WHAT YOU SHOULD DO: In the answer, every entry must appear exactly as given.

(Interface dataset entries)
━━━━━━━━━━━━━━━━

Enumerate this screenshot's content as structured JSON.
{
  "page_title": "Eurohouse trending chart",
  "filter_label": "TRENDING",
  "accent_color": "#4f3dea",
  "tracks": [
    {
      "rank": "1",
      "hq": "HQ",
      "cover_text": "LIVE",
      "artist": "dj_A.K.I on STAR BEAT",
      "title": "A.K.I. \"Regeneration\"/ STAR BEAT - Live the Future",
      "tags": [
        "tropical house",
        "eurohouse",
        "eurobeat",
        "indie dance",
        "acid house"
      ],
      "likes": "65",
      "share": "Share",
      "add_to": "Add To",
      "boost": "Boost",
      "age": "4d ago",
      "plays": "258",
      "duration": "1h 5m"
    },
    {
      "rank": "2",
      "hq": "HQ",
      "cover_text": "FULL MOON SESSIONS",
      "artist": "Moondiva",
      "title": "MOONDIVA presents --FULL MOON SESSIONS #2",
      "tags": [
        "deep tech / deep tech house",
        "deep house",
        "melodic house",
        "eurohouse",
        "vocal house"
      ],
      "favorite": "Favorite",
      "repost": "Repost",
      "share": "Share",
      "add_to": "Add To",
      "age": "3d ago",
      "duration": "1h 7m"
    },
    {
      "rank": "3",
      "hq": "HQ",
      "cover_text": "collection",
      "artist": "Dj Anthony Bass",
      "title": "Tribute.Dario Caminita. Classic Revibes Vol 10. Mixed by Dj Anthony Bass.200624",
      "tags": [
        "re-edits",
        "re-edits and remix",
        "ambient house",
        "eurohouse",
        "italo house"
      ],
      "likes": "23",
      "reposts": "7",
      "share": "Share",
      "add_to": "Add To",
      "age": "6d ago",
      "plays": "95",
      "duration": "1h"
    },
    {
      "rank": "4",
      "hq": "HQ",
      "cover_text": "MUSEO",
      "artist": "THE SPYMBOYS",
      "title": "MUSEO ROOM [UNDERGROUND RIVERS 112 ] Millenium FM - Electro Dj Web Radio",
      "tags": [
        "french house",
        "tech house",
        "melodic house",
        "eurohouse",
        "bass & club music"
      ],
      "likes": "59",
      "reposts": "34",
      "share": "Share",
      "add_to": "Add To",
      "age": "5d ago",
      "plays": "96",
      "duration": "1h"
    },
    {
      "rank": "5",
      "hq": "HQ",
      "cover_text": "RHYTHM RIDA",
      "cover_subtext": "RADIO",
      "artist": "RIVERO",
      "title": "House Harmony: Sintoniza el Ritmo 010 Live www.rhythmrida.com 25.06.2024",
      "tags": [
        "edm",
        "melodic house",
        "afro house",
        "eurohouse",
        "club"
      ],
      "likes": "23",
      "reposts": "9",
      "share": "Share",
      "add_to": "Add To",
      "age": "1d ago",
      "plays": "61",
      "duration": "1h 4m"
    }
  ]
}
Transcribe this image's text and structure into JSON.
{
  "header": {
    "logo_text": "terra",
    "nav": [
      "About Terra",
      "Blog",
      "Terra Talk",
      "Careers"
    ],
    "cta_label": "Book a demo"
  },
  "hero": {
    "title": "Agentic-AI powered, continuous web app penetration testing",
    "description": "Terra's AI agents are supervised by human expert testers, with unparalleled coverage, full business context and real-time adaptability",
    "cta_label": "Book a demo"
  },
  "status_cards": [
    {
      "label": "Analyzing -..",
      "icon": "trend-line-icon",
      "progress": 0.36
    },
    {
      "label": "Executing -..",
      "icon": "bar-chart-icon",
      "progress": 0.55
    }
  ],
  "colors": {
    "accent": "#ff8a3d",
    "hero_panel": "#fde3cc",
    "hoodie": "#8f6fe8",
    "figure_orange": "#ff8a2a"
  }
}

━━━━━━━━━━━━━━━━

FINAL ANSWER:
Enumerate this screenshot's content as structured JSON.
{
  "page_title": "Eurohouse trending chart",
  "filter_label": "TRENDING",
  "accent_color": "#4f3dea",
  "tracks": [
    {
      "rank": "1",
      "hq": "HQ",
      "cover_text": "LIVE",
      "artist": "dj_A.K.I on STAR BEAT",
      "title": "A.K.I. \"Regeneration\"/ STAR BEAT - Live the Future",
      "tags": [
        "tropical house",
        "eurohouse",
        "eurobeat",
        "indie dance",
        "acid house"
      ],
      "likes": "65",
      "share": "Share",
      "add_to": "Add To",
      "boost": "Boost",
      "age": "4d ago",
      "plays": "258",
      "duration": "1h 5m"
    },
    {
      "rank": "2",
      "hq": "HQ",
      "cover_text": "FULL MOON SESSIONS",
      "artist": "Moondiva",
      "title": "MOONDIVA presents --FULL MOON SESSIONS #2",
      "tags": [
        "deep tech / deep tech house",
        "deep house",
        "melodic house",
        "eurohouse",
        "vocal house"
      ],
      "favorite": "Favorite",
      "repost": "Repost",
      "share": "Share",
      "add_to": "Add To",
      "age": "3d ago",
      "duration": "1h 7m"
    },
    {
      "rank": "3",
      "hq": "HQ",
      "cover_text": "collection",
      "artist": "Dj Anthony Bass",
      "title": "Tribute.Dario Caminita. Classic Revibes Vol 10. Mixed by Dj Anthony Bass.200624",
      "tags": [
        "re-edits",
        "re-edits and remix",
        "ambient house",
        "eurohouse",
        "italo house"
      ],
      "likes": "23",
      "reposts": "7",
      "share": "Share",
      "add_to": "Add To",
      "age": "6d ago",
      "plays": "95",
      "duration": "1h"
    },
    {
      "rank": "4",
      "hq": "HQ",
      "cover_text": "MUSEO",
      "artist": "THE SPYMBOYS",
      "title": "MUSEO ROOM [UNDERGROUND RIVERS 112 ] Millenium FM - Electro Dj Web Radio",
      "tags": [
        "french house",
        "tech house",
        "melodic house",
        "eurohouse",
        "bass & club music"
      ],
      "likes": "59",
      "reposts": "34",
      "share": "Share",
      "add_to": "Add To",
      "age": "5d ago",
      "plays": "96",
      "duration": "1h"
    },
    {
      "rank": "5",
      "hq": "HQ",
      "cover_text": "RHYTHM RIDA",
      "cover_subtext": "RADIO",
      "artist": "RIVERO",
      "title": "House Harmony: Sintoniza el Ritmo 010 Live www.rhythmrida.com 25.06.2024",
      "tags": [
        "edm",
        "melodic house",
        "afro house",
        "eurohouse",
        "club"
      ],
      "likes": "23",
      "reposts": "9",
      "share": "Share",
      "add_to": "Add To",
      "age": "1d ago",
      "plays": "61",
      "duration": "1h 4m"
    }
  ]
}
Transcribe this image's text and structure into JSON.
{
  "header": {
    "logo_text": "terra",
    "nav": [
      "About Terra",
      "Blog",
      "Terra Talk",
      "Careers"
    ],
    "cta_label": "Book a demo"
  },
  "hero": {
    "title": "Agentic-AI powered, continuous web app penetration testing",
    "description": "Terra's AI agents are supervised by human expert testers, with unparalleled coverage, full business context and real-time adaptability",
    "cta_label": "Book a demo"
  },
  "status_cards": [
    {
      "label": "Analyzing -..",
      "icon": "trend-line-icon",
      "progress": 0.36
    },
    {
      "label": "Executing -..",
      "icon": "bar-chart-icon",
      "progress": 0.55
    }
  ],
  "colors": {
    "accent": "#ff8a3d",
    "hero_panel": "#fde3cc",
    "hoodie": "#8f6fe8",
    "figure_orange": "#ff8a2a"
  }
}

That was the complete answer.